    $ENV{LANG} = 'ru_RU.KOI8-R';
    # the :locale will probe the locale environment variables like LANG
    use open OUT => ':locale';
    open(my $out, '>', 'koi8') or die "open failed: $!";
    print $out chr(0x430); # CYRILLIC SMALL LETTER A = KOI8-R 0xc1
    close $out;
    open(my $in, '<', 'koi8') or die "open failed: $!";
    printf "%#x\n", ord(<$in>); # this should print 0xc1
    close $in;

The logic of :locale is described in full in "The :locale sub-pragma" in encoding, but in short it is first trying nl_langinfo(CODESET) and then guessing from the LC_ALL and LANG locale environment variables. :locale also implicitly turns on :std.

:std is not a layer but an additional subpragma. When specified in the import list, it activates an additional functionality of pushing the layers selected for input/output handles to the standard filehandles (STDIN, STDOUT, STDERR). If the new layers and existing layer stack both end with an :encoding layer, the existing :encoding layer will also be removed.

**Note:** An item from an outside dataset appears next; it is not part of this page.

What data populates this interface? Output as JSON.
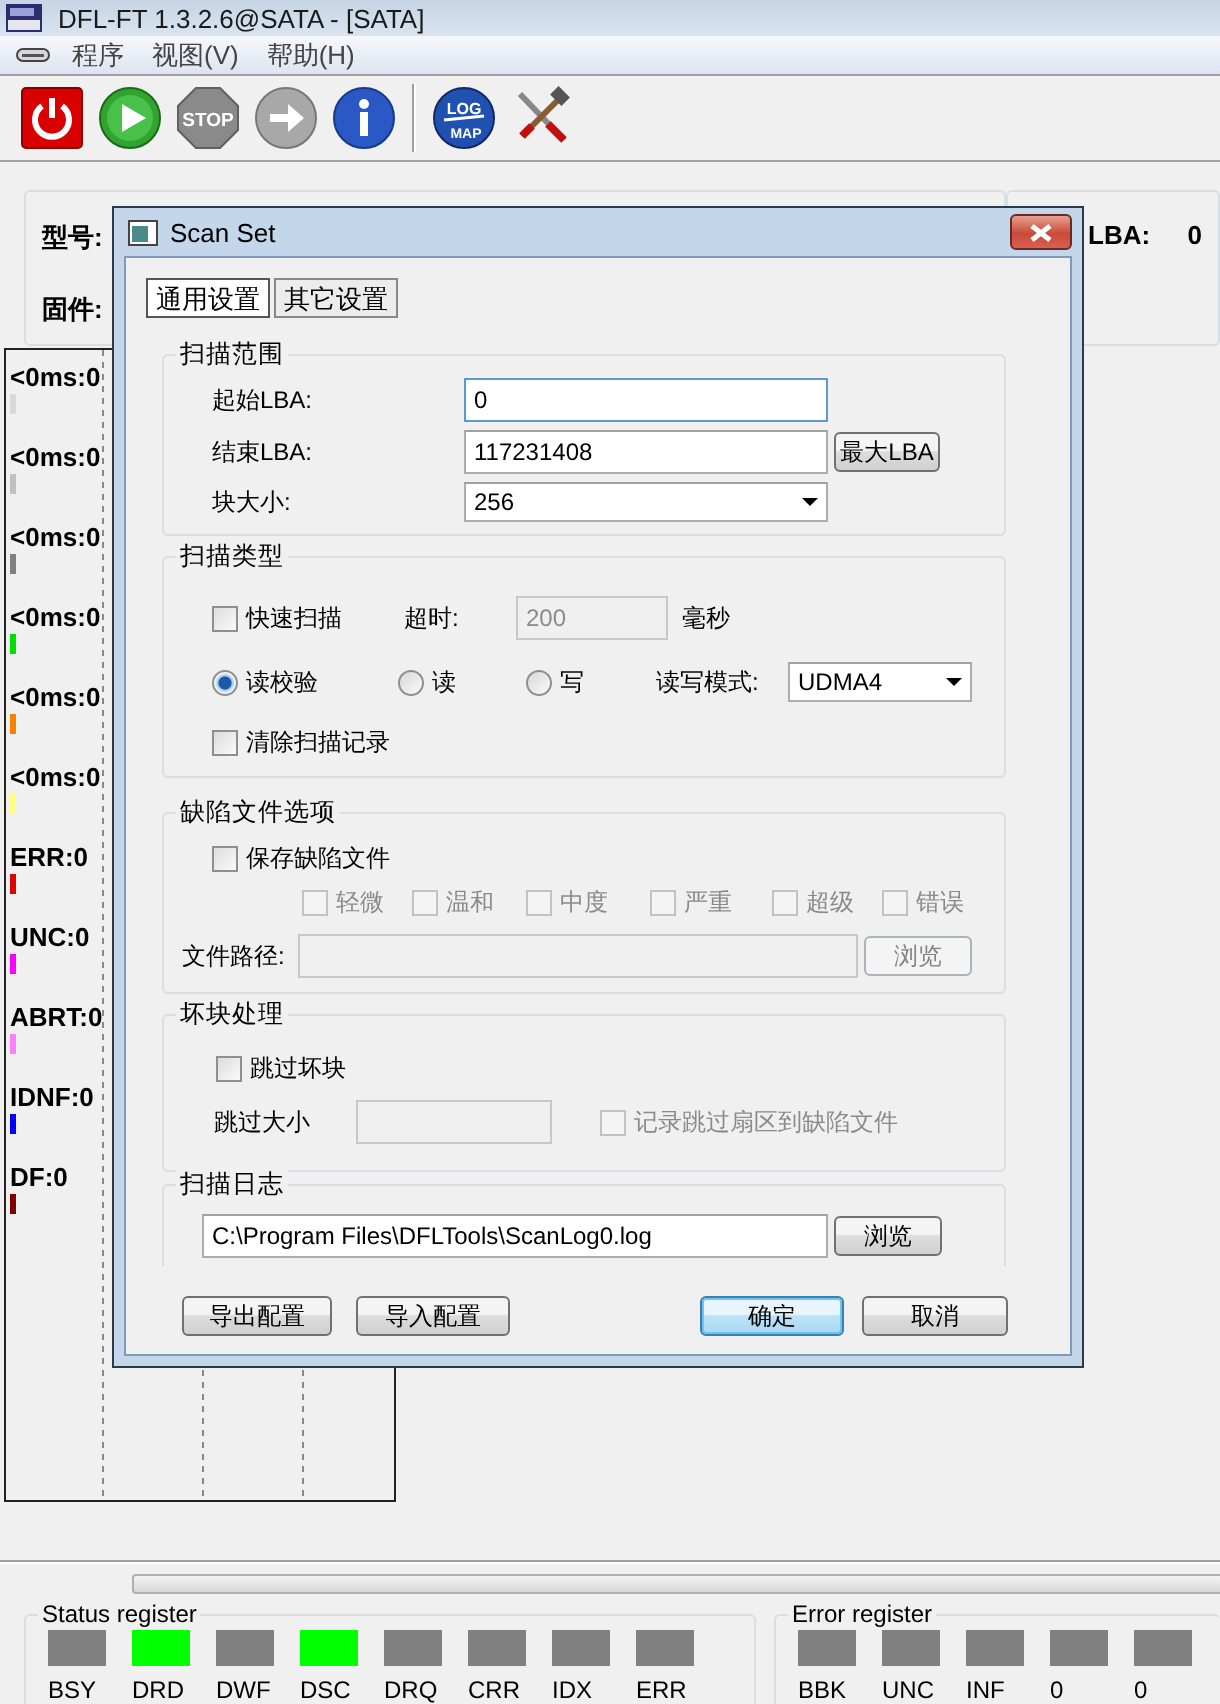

For example, if both input and out are chosen to be :encoding(UTF-8), a :std will mean that STDIN, STDOUT, and STDERR will also have :encoding(UTF-8) set. On the other hand, if only output is chosen to be in :encoding(koi8r), a :std will cause only the STDOUT and STDERR to be in koi8r.

The effect of :std is not lexical as it modifies the layer stack of the global handles. If you wish to apply only this global effect and not the effect on handles that are opened in that scope, you can isolate the call to this pragma in its own lexical scope.

    { use open ':std', IO => ':encoding(UTF-8)' }


There is a class method in PerlIO::Layer find which is implemented as XS code. It is called by import to validate the layers:


The return value (if defined) is a Perl object, of class PerlIO::Layer which is created by the C code in perlio.c. As yet there is nothing useful you can do with the object at the perl level.


"binmode" in perlfunc, "open" in perlfunc, perlunicode, PerlIO, encoding